# [Aim of the exercise]
Each entry is to be printed again word for word.

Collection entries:
----------

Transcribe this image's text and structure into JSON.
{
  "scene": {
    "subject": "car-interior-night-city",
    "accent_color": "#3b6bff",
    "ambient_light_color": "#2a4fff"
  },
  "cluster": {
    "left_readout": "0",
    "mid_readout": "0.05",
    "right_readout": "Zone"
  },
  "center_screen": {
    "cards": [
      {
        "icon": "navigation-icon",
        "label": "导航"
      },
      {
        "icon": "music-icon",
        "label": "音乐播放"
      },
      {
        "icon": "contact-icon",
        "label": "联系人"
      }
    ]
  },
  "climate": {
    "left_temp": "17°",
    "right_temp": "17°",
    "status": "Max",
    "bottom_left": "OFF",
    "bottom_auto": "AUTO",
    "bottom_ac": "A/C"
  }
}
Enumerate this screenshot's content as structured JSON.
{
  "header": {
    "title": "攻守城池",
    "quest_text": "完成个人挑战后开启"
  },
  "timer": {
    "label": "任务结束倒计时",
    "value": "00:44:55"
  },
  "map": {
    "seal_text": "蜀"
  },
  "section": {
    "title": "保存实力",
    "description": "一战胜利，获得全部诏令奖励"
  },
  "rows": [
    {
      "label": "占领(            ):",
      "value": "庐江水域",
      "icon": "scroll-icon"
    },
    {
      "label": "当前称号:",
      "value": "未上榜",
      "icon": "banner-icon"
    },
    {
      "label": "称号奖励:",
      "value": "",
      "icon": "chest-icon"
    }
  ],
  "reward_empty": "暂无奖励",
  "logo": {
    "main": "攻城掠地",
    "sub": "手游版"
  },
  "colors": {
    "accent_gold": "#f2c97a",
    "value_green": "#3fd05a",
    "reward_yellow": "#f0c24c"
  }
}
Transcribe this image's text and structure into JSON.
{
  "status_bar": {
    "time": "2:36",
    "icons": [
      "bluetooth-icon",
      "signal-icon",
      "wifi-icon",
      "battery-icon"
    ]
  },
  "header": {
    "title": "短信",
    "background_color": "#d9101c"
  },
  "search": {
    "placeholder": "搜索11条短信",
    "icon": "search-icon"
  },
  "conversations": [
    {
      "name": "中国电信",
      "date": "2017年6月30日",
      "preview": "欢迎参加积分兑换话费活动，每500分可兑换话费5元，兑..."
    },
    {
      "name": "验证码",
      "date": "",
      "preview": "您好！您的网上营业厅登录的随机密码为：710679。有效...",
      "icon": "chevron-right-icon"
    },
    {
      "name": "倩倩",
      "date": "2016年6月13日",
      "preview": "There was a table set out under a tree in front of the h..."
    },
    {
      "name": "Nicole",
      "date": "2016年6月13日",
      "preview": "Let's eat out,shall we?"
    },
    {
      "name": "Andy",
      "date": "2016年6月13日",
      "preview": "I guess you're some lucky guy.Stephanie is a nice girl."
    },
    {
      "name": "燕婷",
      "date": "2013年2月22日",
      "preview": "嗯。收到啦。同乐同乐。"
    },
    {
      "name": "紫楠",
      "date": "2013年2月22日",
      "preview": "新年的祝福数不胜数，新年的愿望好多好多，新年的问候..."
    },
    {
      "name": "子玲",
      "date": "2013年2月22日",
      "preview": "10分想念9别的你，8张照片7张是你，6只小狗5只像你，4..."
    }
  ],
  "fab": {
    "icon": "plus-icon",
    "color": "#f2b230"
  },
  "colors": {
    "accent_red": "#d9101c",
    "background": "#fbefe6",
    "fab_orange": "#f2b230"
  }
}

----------

# [Result for this task]
Transcribe this image's text and structure into JSON.
{
  "scene": {
    "subject": "car-interior-night-city",
    "accent_color": "#3b6bff",
    "ambient_light_color": "#2a4fff"
  },
  "cluster": {
    "left_readout": "0",
    "mid_readout": "0.05",
    "right_readout": "Zone"
  },
  "center_screen": {
    "cards": [
      {
        "icon": "navigation-icon",
        "label": "导航"
      },
      {
        "icon": "music-icon",
        "label": "音乐播放"
      },
      {
        "icon": "contact-icon",
        "label": "联系人"
      }
    ]
  },
  "climate": {
    "left_temp": "17°",
    "right_temp": "17°",
    "status": "Max",
    "bottom_left": "OFF",
    "bottom_auto": "AUTO",
    "bottom_ac": "A/C"
  }
}
Enumerate this screenshot's content as structured JSON.
{
  "header": {
    "title": "攻守城池",
    "quest_text": "完成个人挑战后开启"
  },
  "timer": {
    "label": "任务结束倒计时",
    "value": "00:44:55"
  },
  "map": {
    "seal_text": "蜀"
  },
  "section": {
    "title": "保存实力",
    "description": "一战胜利，获得全部诏令奖励"
  },
  "rows": [
    {
      "label": "占领(            ):",
      "value": "庐江水域",
      "icon": "scroll-icon"
    },
    {
      "label": "当前称号:",
      "value": "未上榜",
      "icon": "banner-icon"
    },
    {
      "label": "称号奖励:",
      "value": "",
      "icon": "chest-icon"
    }
  ],
  "reward_empty": "暂无奖励",
  "logo": {
    "main": "攻城掠地",
    "sub": "手游版"
  },
  "colors": {
    "accent_gold": "#f2c97a",
    "value_green": "#3fd05a",
    "reward_yellow": "#f0c24c"
  }
}
Transcribe this image's text and structure into JSON.
{
  "status_bar": {
    "time": "2:36",
    "icons": [
      "bluetooth-icon",
      "signal-icon",
      "wifi-icon",
      "battery-icon"
    ]
  },
  "header": {
    "title": "短信",
    "background_color": "#d9101c"
  },
  "search": {
    "placeholder": "搜索11条短信",
    "icon": "search-icon"
  },
  "conversations": [
    {
      "name": "中国电信",
      "date": "2017年6月30日",
      "preview": "欢迎参加积分兑换话费活动，每500分可兑换话费5元，兑..."
    },
    {
      "name": "验证码",
      "date": "",
      "preview": "您好！您的网上营业厅登录的随机密码为：710679。有效...",
      "icon": "chevron-right-icon"
    },
    {
      "name": "倩倩",
      "date": "2016年6月13日",
      "preview": "There was a table set out under a tree in front of the h..."
    },
    {
      "name": "Nicole",
      "date": "2016年6月13日",
      "preview": "Let's eat out,shall we?"
    },
    {
      "name": "Andy",
      "date": "2016年6月13日",
      "preview": "I guess you're some lucky guy.Stephanie is a nice girl."
    },
    {
      "name": "燕婷",
      "date": "2013年2月22日",
      "preview": "嗯。收到啦。同乐同乐。"
    },
    {
      "name": "紫楠",
      "date": "2013年2月22日",
      "preview": "新年的祝福数不胜数，新年的愿望好多好多，新年的问候..."
    },
    {
      "name": "子玲",
      "date": "2013年2月22日",
      "preview": "10分想念9别的你，8张照片7张是你，6只小狗5只像你，4..."
    }
  ],
  "fab": {
    "icon": "plus-icon",
    "color": "#f2b230"
  },
  "colors": {
    "accent_red": "#d9101c",
    "background": "#fbefe6",
    "fab_orange": "#f2b230"
  }
}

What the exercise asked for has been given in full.